The Polish Prime Minister asked the Sejm to hold a closed meeting on cyber attacks

 The lower house of the bicameral parliament of Poland (Sejm) will hold a closed session on hacking attacks against representatives of the country's authorities on Wednesday. This was announced on Tuesday at a briefing by the official representative of the Government of the republic, Peter Muller.

"The Prime Minister [Mateusz Morawiecki] asked the Speaker of the Sejm, Elzbieta Witek, to organize a meeting of the chamber in closed mode, so that the government could inform about the cyber attacks that were aimed at Poland," he informed, stressing that during the meeting, the deputies will be acquainted with the classified data.

"Recently, we have been the target of an unprecedented cyber attack aimed at Poland, at Polish institutions, at individual email users," said Muller.

Witek has already confirmed that a closed meeting on the topic of cyber attacks will be held on Wednesday. "We will listen to the Prime Minister's explanations and information," she informed journalists.

On June 9, the head of the office of the head of the Polish government, responsible for the implementation of the National Vaccination Program, Michal Dvorczyk, said that he was attacked by hackers. E-mail and social media pages belonging to him and his wife were hacked. In a statement, the politician suggested that Russian-speaking hackers were involved in the attack, as the information was published in the Russian social network Telegram. The incident is being investigated by the Polish special services and the prosecutor's office.

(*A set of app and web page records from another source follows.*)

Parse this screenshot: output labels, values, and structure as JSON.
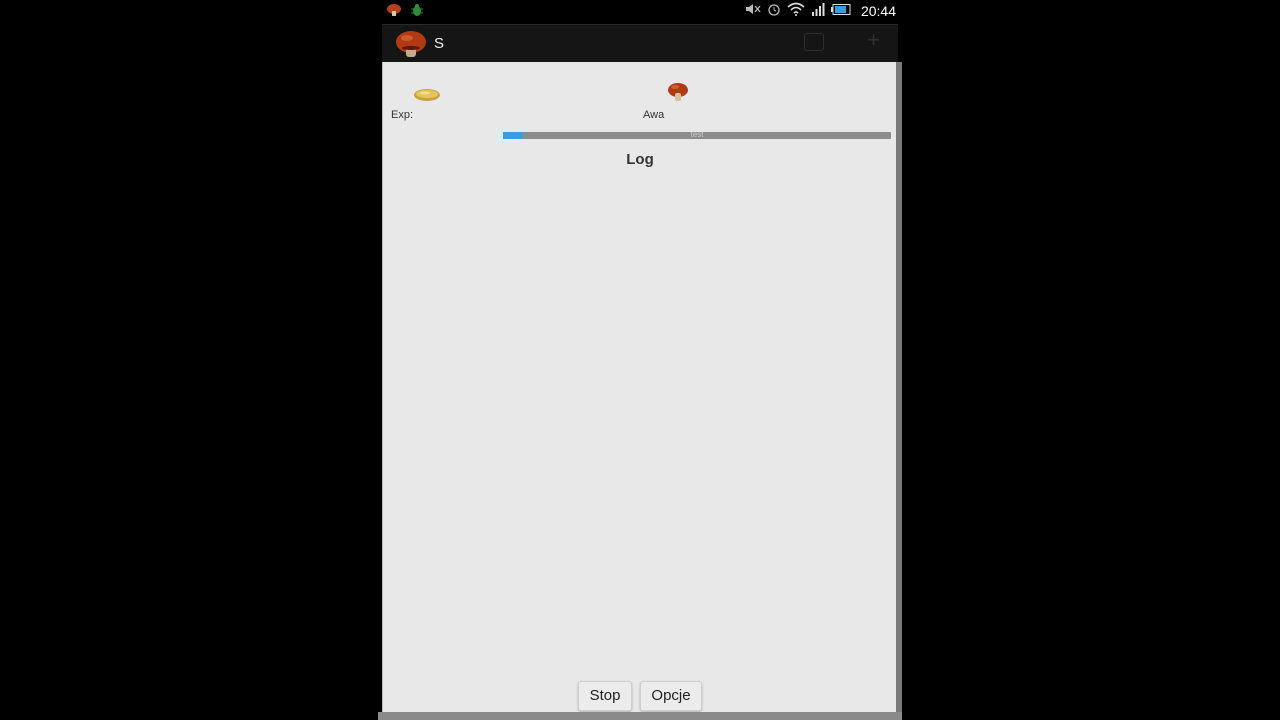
{
  "status_bar": {
    "time": "20:44",
    "left_icons": [
      "mushroom-notification-icon",
      "bug-notification-icon"
    ],
    "right_icons": [
      "mute-icon",
      "alarm-icon",
      "wifi-icon",
      "signal-icon",
      "battery-icon"
    ],
    "battery_level": 0.85
  },
  "action_bar": {
    "title": "S",
    "app_icon": "mushroom-icon"
  },
  "stats": {
    "exp_label": "Exp:",
    "awa_label": "Awa",
    "coin_icon": "coin-icon",
    "mushroom_icon": "mushroom-icon"
  },
  "progress": {
    "label": "test",
    "value": 0.05,
    "fill_color": "#3a9be0"
  },
  "log": {
    "title": "Log"
  },
  "buttons": {
    "stop": "Stop",
    "options": "Opcje"
  },
  "colors": {
    "content_bg": "#e8e8e8",
    "action_bar_bg": "#151515"
  }
}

On Tuesday, Radoslaw Vogel, deputy press secretary of the Poland's ruling conservative Law and Justice (PiS), said that"today someone made an attempt to get data from parliamentary emails." "Anyone can be under threat, there is a constant arms race in matters of online security," he wrote on Twitter.

In addition, on June 11, the UK accused Russia of aiding cyberattacks and called on the G7 to unanimously oppose such acts.